The island nation of Niue becomes a self-governing colony of New Zealand.
Niue is an island country in the South Pacific Ocean, 2,400 kilometres northeast of New Zealand, east of Tonga, south of Samoa, and west of the Cook Islands. Niue’s land area is about 261 square kilometres and its population, predominantly Polynesian, was about 1,600 in 2016.The island is commonly referred to as “The Rock”, which comes from the traditional name “Rock of Polynesia”.
Niue, whose capital is the village of Alofi, is a self-governing state in free association with New Zealand; and New Zealand conducts most diplomatic relations on its behalf. Niueans are citizens of New Zealand, and Queen Elizabeth II is head of state in her capacity as Queen of New Zealand. Between 90–95% of Niuean people live in New Zealand, along with about 70% of the speakers of the Niuean language.A bilingual country, Niue has over 30% of its population speak both Niuean and English, though the percentage of monolingual English-speaking people is only 11%, while 46% are monolingual Niuean speakers. Rugby is the most played sport in Niue. In October 2016, Niue officially declared that all its national debt was paid off, and that there was no longer any national debt in Niue.

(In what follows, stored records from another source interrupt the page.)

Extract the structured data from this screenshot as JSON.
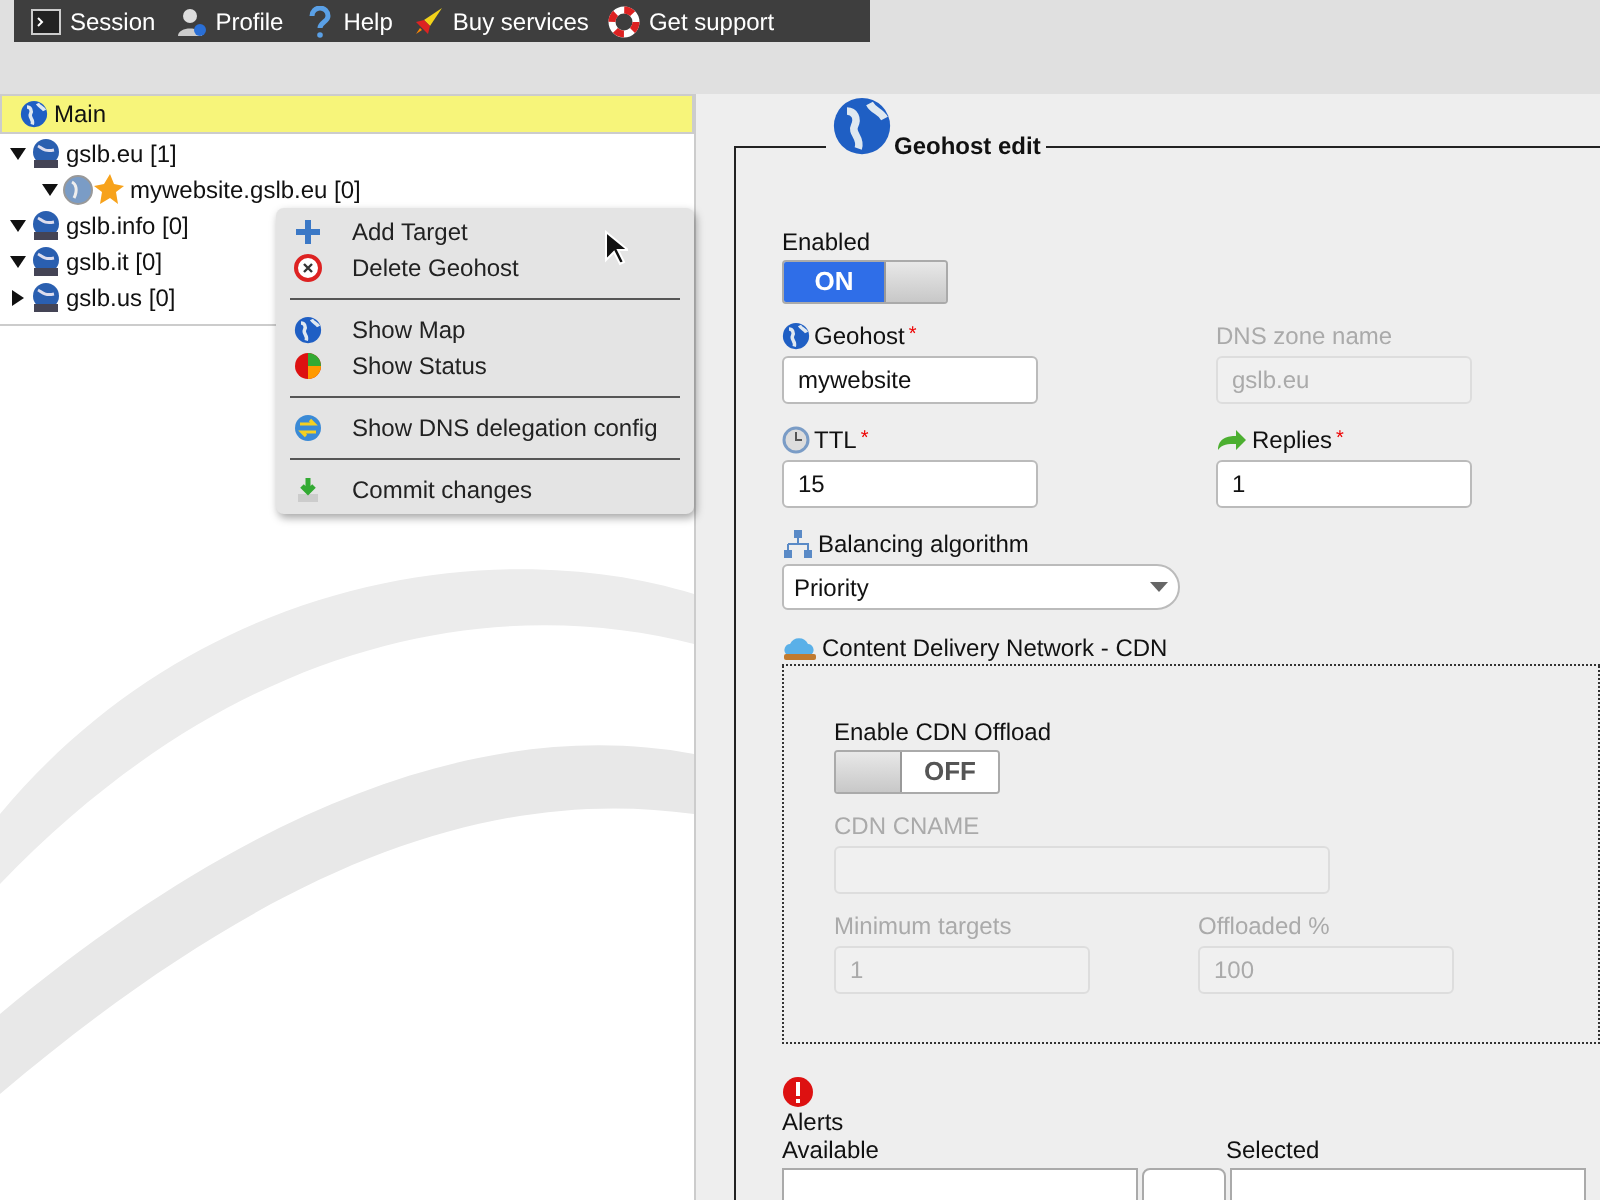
{
  "toolbar": [
    {
      "label": "Session",
      "kind": "terminal"
    },
    {
      "label": "Profile",
      "kind": "user"
    },
    {
      "label": "Help",
      "kind": "help"
    },
    {
      "label": "Buy services",
      "kind": "rocket"
    },
    {
      "label": "Get support",
      "kind": "lifebuoy"
    }
  ],
  "tree": {
    "title": "Main",
    "items": [
      {
        "label": "gslb.eu [1]",
        "kind": "zone",
        "expanded": true,
        "children": [
          {
            "label": "mywebsite.gslb.eu [0]",
            "kind": "geohost",
            "expanded": true
          }
        ]
      },
      {
        "label": "gslb.info [0]",
        "kind": "zone",
        "expanded": true
      },
      {
        "label": "gslb.it [0]",
        "kind": "zone",
        "expanded": true
      },
      {
        "label": "gslb.us [0]",
        "kind": "zone",
        "expanded": false
      }
    ]
  },
  "context_menu": [
    [
      {
        "label": "Add Target",
        "kind": "plus"
      },
      {
        "label": "Delete Geohost",
        "kind": "delete"
      }
    ],
    [
      {
        "label": "Show Map",
        "kind": "globe"
      },
      {
        "label": "Show Status",
        "kind": "pie"
      }
    ],
    [
      {
        "label": "Show DNS delegation config",
        "kind": "dns"
      }
    ],
    [
      {
        "label": "Commit changes",
        "kind": "commit"
      }
    ]
  ],
  "form": {
    "title": "Geohost edit",
    "enabled": {
      "label": "Enabled",
      "on": true,
      "state_text": "ON"
    },
    "geohost": {
      "label": "Geohost",
      "required_mark": "*",
      "value": "mywebsite"
    },
    "dns_zone": {
      "label": "DNS zone name",
      "value": "gslb.eu",
      "disabled": true
    },
    "ttl": {
      "label": "TTL",
      "required_mark": "*",
      "value": "15"
    },
    "replies": {
      "label": "Replies",
      "required_mark": "*",
      "value": "1"
    },
    "balancing": {
      "label": "Balancing algorithm",
      "value": "Priority"
    },
    "cdn": {
      "title": "Content Delivery Network - CDN",
      "offload": {
        "label": "Enable CDN Offload",
        "on": false,
        "state_text": "OFF"
      },
      "cname": {
        "label": "CDN CNAME",
        "disabled": true
      },
      "min_targets": {
        "label": "Minimum targets",
        "value": "1",
        "disabled": true
      },
      "offloaded": {
        "label": "Offloaded %",
        "value": "100",
        "disabled": true
      }
    },
    "alerts": {
      "label": "Alerts",
      "available_label": "Available",
      "selected_label": "Selected"
    }
  }
}
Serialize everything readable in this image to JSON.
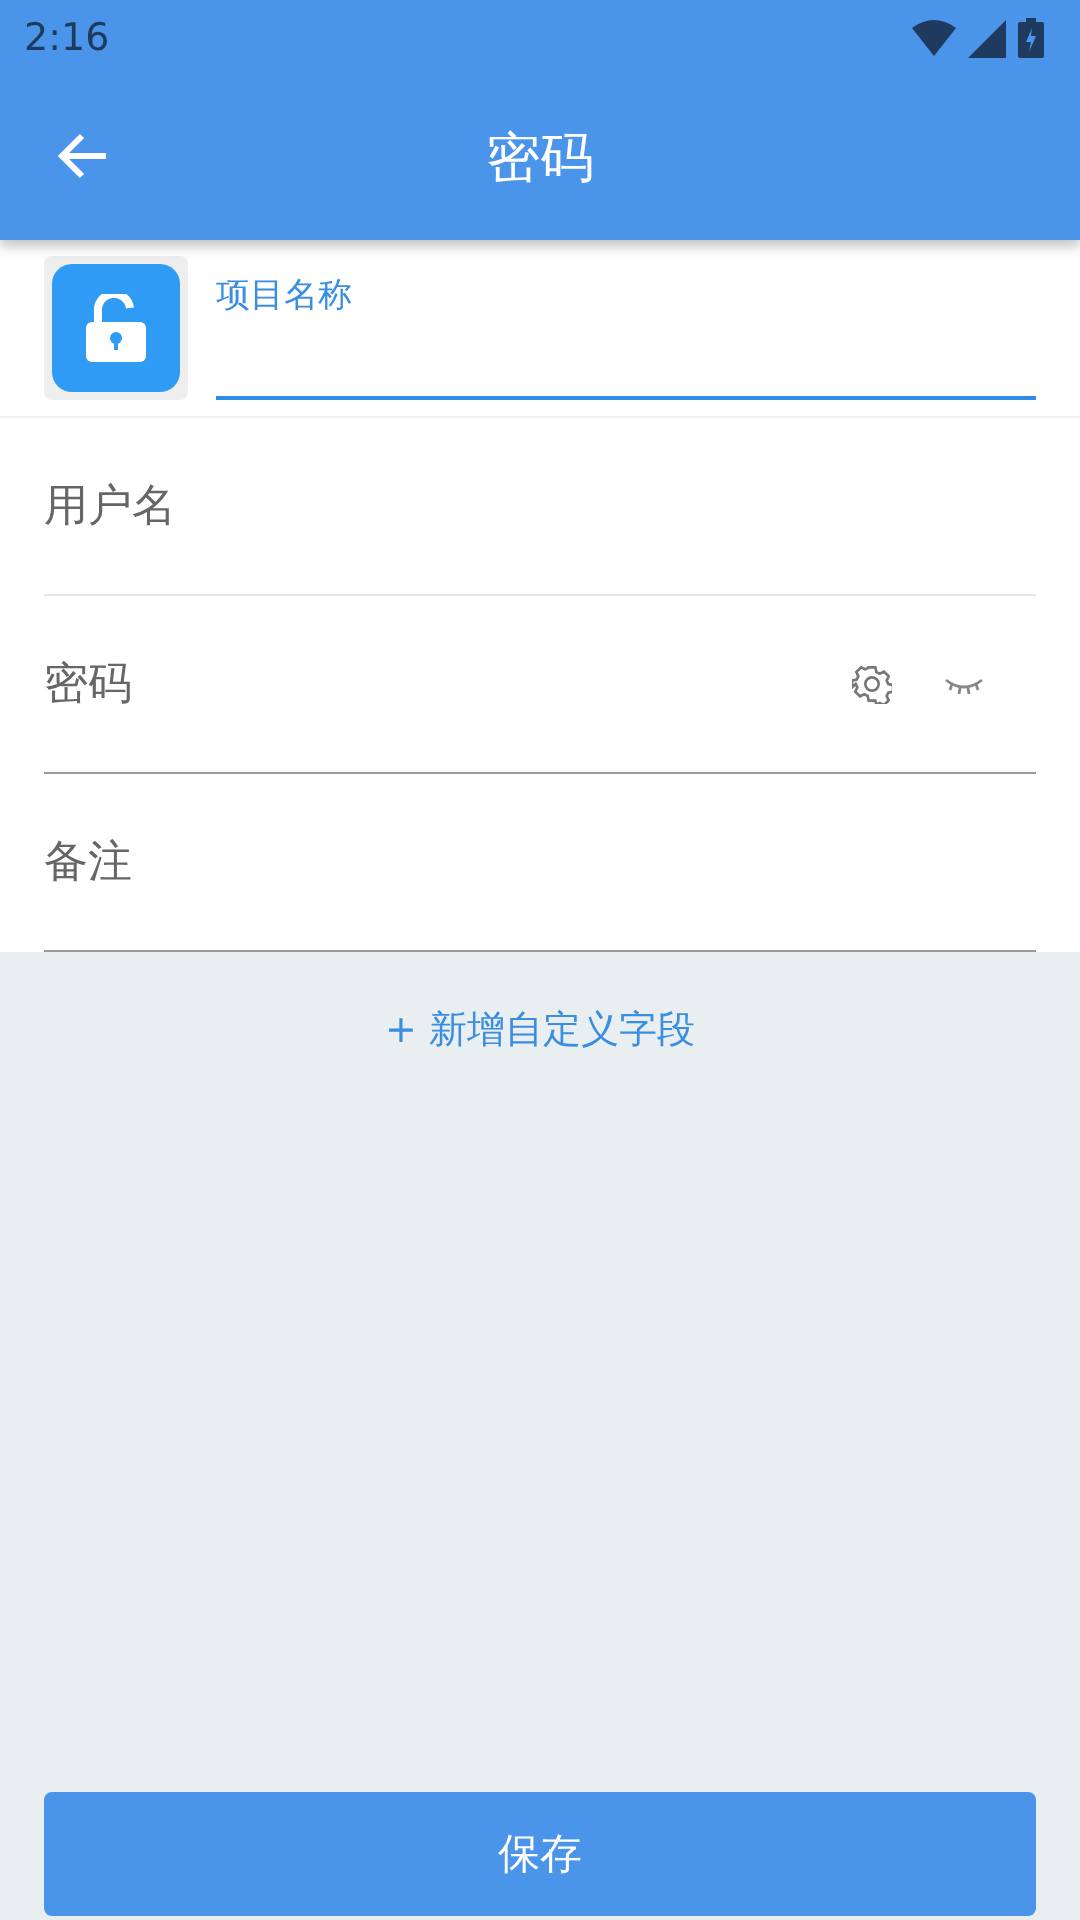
{
  "status_bar": {
    "time": "2:16"
  },
  "app_bar": {
    "title": "密码"
  },
  "item_name": {
    "label": "项目名称",
    "focused": true
  },
  "fields": [
    {
      "placeholder": "用户名",
      "kind": "plain"
    },
    {
      "placeholder": "密码",
      "kind": "password"
    },
    {
      "placeholder": "备注",
      "kind": "underlined"
    }
  ],
  "add_field": {
    "label": "+ 新增自定义字段"
  },
  "save_button": {
    "label": "保存"
  }
}
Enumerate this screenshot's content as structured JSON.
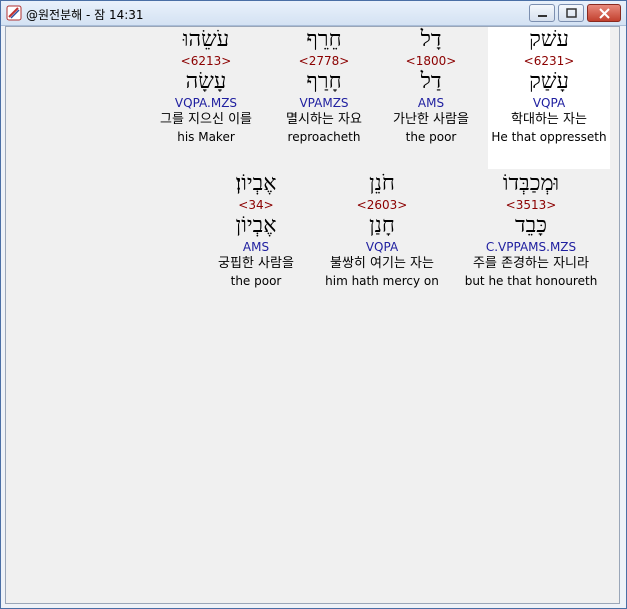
{
  "window": {
    "title": "@원전분해 - 잠 14:31",
    "minimize_label": "",
    "maximize_label": "",
    "close_label": ""
  },
  "rows": [
    {
      "words": [
        {
          "hebrew": "עשׁק",
          "strong": "<6231>",
          "lemma": "עָשַׁק",
          "parse": "VQPA",
          "korean": "학대하는 자는",
          "english": "He that oppresseth",
          "selected": true
        },
        {
          "hebrew": "דָל",
          "strong": "<1800>",
          "lemma": "דַל",
          "parse": "AMS",
          "korean": "가난한 사람을",
          "english": "the poor",
          "selected": false
        },
        {
          "hebrew": "חֵרֵף",
          "strong": "<2778>",
          "lemma": "חָרַף",
          "parse": "VPAMZS",
          "korean": "멸시하는 자요",
          "english": "reproacheth",
          "selected": false
        },
        {
          "hebrew": "עֹשֵׂהוּ",
          "strong": "<6213>",
          "lemma": "עָשָׂה",
          "parse": "VQPA.MZS",
          "korean": "그를 지으신 이를",
          "english": "his Maker",
          "selected": false
        }
      ]
    },
    {
      "words": [
        {
          "hebrew": "וּמְכַבְּדוֹ",
          "strong": "<3513>",
          "lemma": "כָּבֵד",
          "parse": "C.VPPAMS.MZS",
          "korean": "주를 존경하는 자니라",
          "english": "but he that honoureth",
          "selected": false
        },
        {
          "hebrew": "חֹנֵן",
          "strong": "<2603>",
          "lemma": "חָנַן",
          "parse": "VQPA",
          "korean": "불쌍히 여기는 자는",
          "english": "him hath mercy on",
          "selected": false
        },
        {
          "hebrew": "אֶבְיוֹן׃",
          "strong": "<34>",
          "lemma": "אֶבְיוֹן",
          "parse": "AMS",
          "korean": "궁핍한 사람을",
          "english": "the poor",
          "selected": false
        }
      ]
    }
  ]
}
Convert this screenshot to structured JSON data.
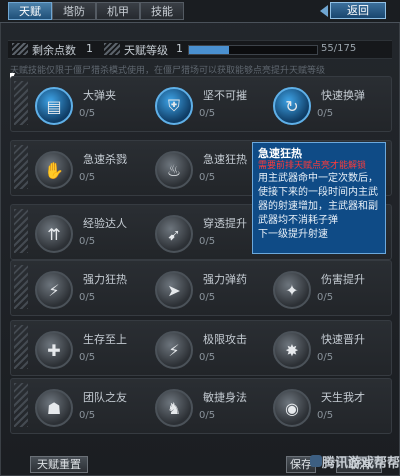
{
  "tabs": [
    "天赋",
    "塔防",
    "机甲",
    "技能"
  ],
  "back_label": "返回",
  "header": {
    "points_label": "剩余点数",
    "points_value": "1",
    "level_label": "天赋等级",
    "level_value": "1",
    "progress_text": "55/175",
    "progress_fraction": 0.314
  },
  "notice": "天赋技能仅限于僵尸猎杀模式使用，在僵尸猎场可以获取能够点亮提升天赋等级",
  "talents": [
    [
      {
        "name": "大弹夹",
        "count": "0/5",
        "icon": "magazine-icon",
        "active": true
      },
      {
        "name": "坚不可摧",
        "count": "0/5",
        "icon": "shield-icon",
        "active": true
      },
      {
        "name": "快速换弹",
        "count": "0/5",
        "icon": "reload-icon",
        "active": true
      }
    ],
    [
      {
        "name": "急速杀戮",
        "count": "0/5",
        "icon": "claw-icon",
        "active": false
      },
      {
        "name": "急速狂热",
        "count": "0/5",
        "icon": "fire-icon",
        "active": false
      },
      {
        "name": "",
        "count": "",
        "icon": "",
        "active": false
      }
    ],
    [
      {
        "name": "经验达人",
        "count": "0/5",
        "icon": "up-arrow-icon",
        "active": false
      },
      {
        "name": "穿透提升",
        "count": "0/5",
        "icon": "pierce-icon",
        "active": false
      },
      {
        "name": "",
        "count": "",
        "icon": "",
        "active": false
      }
    ],
    [
      {
        "name": "强力狂热",
        "count": "0/5",
        "icon": "strike-icon",
        "active": false
      },
      {
        "name": "强力弹药",
        "count": "0/5",
        "icon": "bullet-icon",
        "active": false
      },
      {
        "name": "伤害提升",
        "count": "0/5",
        "icon": "gun-icon",
        "active": false
      }
    ],
    [
      {
        "name": "生存至上",
        "count": "0/5",
        "icon": "cross-icon",
        "active": false
      },
      {
        "name": "极限攻击",
        "count": "0/5",
        "icon": "strike-icon",
        "active": false
      },
      {
        "name": "快速晋升",
        "count": "0/5",
        "icon": "star-icon",
        "active": false
      }
    ],
    [
      {
        "name": "团队之友",
        "count": "0/5",
        "icon": "team-icon",
        "active": false
      },
      {
        "name": "敏捷身法",
        "count": "0/5",
        "icon": "runner-icon",
        "active": false
      },
      {
        "name": "天生我才",
        "count": "0/5",
        "icon": "eye-icon",
        "active": false
      }
    ]
  ],
  "tooltip": {
    "title": "急速狂热",
    "requirement": "需要前排天赋点亮才能解锁",
    "desc": "用主武器命中一定次数后，使接下来的一段时间内主武器的射速增加，主武器和副武器均不消耗子弹",
    "next": "下一级提升射速"
  },
  "footer": {
    "reset_label": "天赋重置",
    "save_label": "保存",
    "cancel_label": "取消",
    "watermark": "腾讯游戏帮帮"
  }
}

Niue is not a member of the United Nations, but UN organizations have accepted its status as a freely-associated state as equivalent to independence for the purposes of international law. As such, Niue is a full member of some UN specialised agencies and the WHO, and is invited, alongside the other non-UN member state, the Cook Islands, to attend United Nations conferences open to “all states”. Niue is subdivided into 14 villages. Each village has a village council that elects its chairman. The villages are at the same time electoral districts. Each village sends an assemblyman to the Parliament of Niue.